Walter Isaacson, Barry Diller and Dylan Lauren Go Hollywood

It was the usual head-spinning scene at Michael’s today as the decibel level rose to epic levels in every corner of the dining room throughout lunch. But all was tranquil (at least for the moment) when I arrived shortly before noon. There, I was greeted with the sight of two minions from Bonnie Fuller’s office at who were arranging seating cards and ordering Pellegrino for Bonnie’s monthly schmoozefest. The power gals-in-training stayed just long enough to change into their high heels and shepherd the overflowing group of media mavens and social swans (and Dylan Lauren!) into the lounge for a round of air kissing before they finally settled into their perch in the bay window at Table One. Oh, to be young and ambitious.
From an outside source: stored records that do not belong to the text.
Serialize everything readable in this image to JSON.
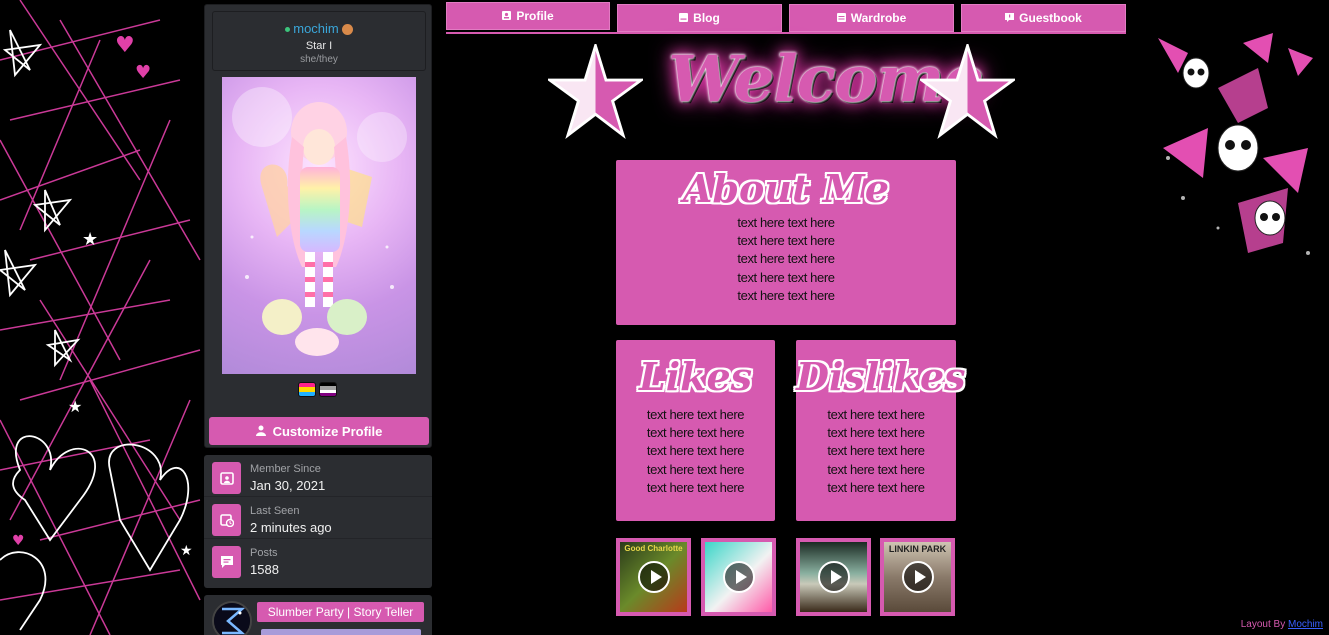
{
  "tabs": [
    {
      "label": "Profile",
      "icon": "profile-icon"
    },
    {
      "label": "Blog",
      "icon": "blog-icon"
    },
    {
      "label": "Wardrobe",
      "icon": "wardrobe-icon"
    },
    {
      "label": "Guestbook",
      "icon": "guestbook-icon"
    }
  ],
  "welcome": {
    "title": "Welcome"
  },
  "profile": {
    "username": "mochim",
    "title": "Star I",
    "pronouns": "she/they",
    "customize_label": "Customize Profile"
  },
  "stats": [
    {
      "label": "Member Since",
      "value": "Jan 30, 2021",
      "icon": "calendar-user-icon"
    },
    {
      "label": "Last Seen",
      "value": "2 minutes ago",
      "icon": "calendar-clock-icon"
    },
    {
      "label": "Posts",
      "value": "1588",
      "icon": "chat-bubble-icon"
    }
  ],
  "badge": {
    "label": "Slumber Party | Story Teller"
  },
  "about": {
    "title": "About Me",
    "lines": [
      "text here text here",
      "text here text here",
      "text here text here",
      "text here text here",
      "text here text here"
    ]
  },
  "likes": {
    "title": "Likes",
    "lines": [
      "text here text here",
      "text here text here",
      "text here text here",
      "text here text here",
      "text here text here"
    ]
  },
  "dislikes": {
    "title": "Dislikes",
    "lines": [
      "text here text here",
      "text here text here",
      "text here text here",
      "text here text here",
      "text here text here"
    ]
  },
  "music": [
    {
      "cover_text": "Good Charlotte",
      "colors": [
        "#2a3a1a",
        "#6a8a2a"
      ]
    },
    {
      "cover_text": "",
      "colors": [
        "#3ad6c8",
        "#f2f2f2"
      ]
    },
    {
      "cover_text": "",
      "colors": [
        "#1a2a22",
        "#c9c9b9"
      ]
    },
    {
      "cover_text": "LINKIN PARK",
      "colors": [
        "#8a7a6a",
        "#cfc4b2"
      ]
    }
  ],
  "credit": {
    "prefix": "Layout By",
    "link": "Mochim"
  },
  "colors": {
    "accent": "#d65ab0",
    "panel": "#2b2d31",
    "background": "#000000"
  }
}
I was joined today by two of my favorite Michael’s regulars who I met, of course, in the dining room many moons ago: producer and Democratic booster Joan Gelman and Robert Zimmerman, founder and partner of Zimmerman/Edelson Long Island’s leading public relations and marketing firm, who somehow also finds time to appear on CNN, Fox and MSNBC as a political commentator. On-air (and in conversation, of course) Robert offers well reasoned arguments against the extremists on both sides. “Too much attention focuses on being quotable, not credible. Too many commentators operate in a fact-free environment. Ann Coulter has become the Larry Flynt of political literature. Both live in a world of exploitation and filth,” said the Democratic National Committeeman (now in his 13th year in the position). Come on Robert, tell us how you really feel.

Robert Zimmerman, Diane Clehane and Joan Gelman

I always look forward to our bi-annual Michael’s lunches because besides being two of the nicest — and funniest people in the room — Joan and Robert can always be counted on for some tasty dish on what’s really going on in any number of social, business and political circles in New York.

While some of the juiciest dish is off the record, we did cover a lot of ground on the current political scene. I had to ask Robert what he thought of the two biggest headaches plaguing the Obama administration that are getting plenty of media coverage. On the Obamacare website woes, Robert offered this: “If it were up to my Republican friends, we would have given up on NASA, Social Security and Medicare because each of them had difficult launches. Medicare took six years to establish after President Roosevelt it signed into law. The website will be fixed. The bigger issue will be if people are getting a better deal in terms of cost and coverage. That will determine the future of Obamacare and, to a large extent, Obama’s legacy.” As for the “Spy vs. Spy” story: “The typical talking points that this is business as usual doesn’t hold up. We are gathering an unprecedented amount of intelligence. The Snowden episode tells us (our intelligence) is not secure and the president saying, “I don’t know.” This is undermining our relationship with our allies at a critical time and threatening international trade agreements.” When it came to next week’s mayoral race, we all agreed to disagree about the candidates. Joan championed front runner Bill de Blasio’s “humanity” as one of his strongest assets. We’ll know soon enough.

We also managed to trade reviews on our favorite films of the year. We all agreed that while Gravity was good, it’s just a wee bit overrated. (Sorry, Sandy and George). The opening sequence made Robert woozy and the near-silent screenplay was a bit wanting for Joan and me. “Young people want all that technical razzle dazzle. I want a good script,” said Joan.  We all agreed that Enough Said, starring Julia Louis Dreyfus and the late James Gandolfini was a terrific, grown-up picture. Joan’s pick for the year’s top film is Twelve Years a Slave. “It’s a milestone in film,” she said. “It’s a very tough film to watch, but it’s brilliant and should be shown in every high school in America.”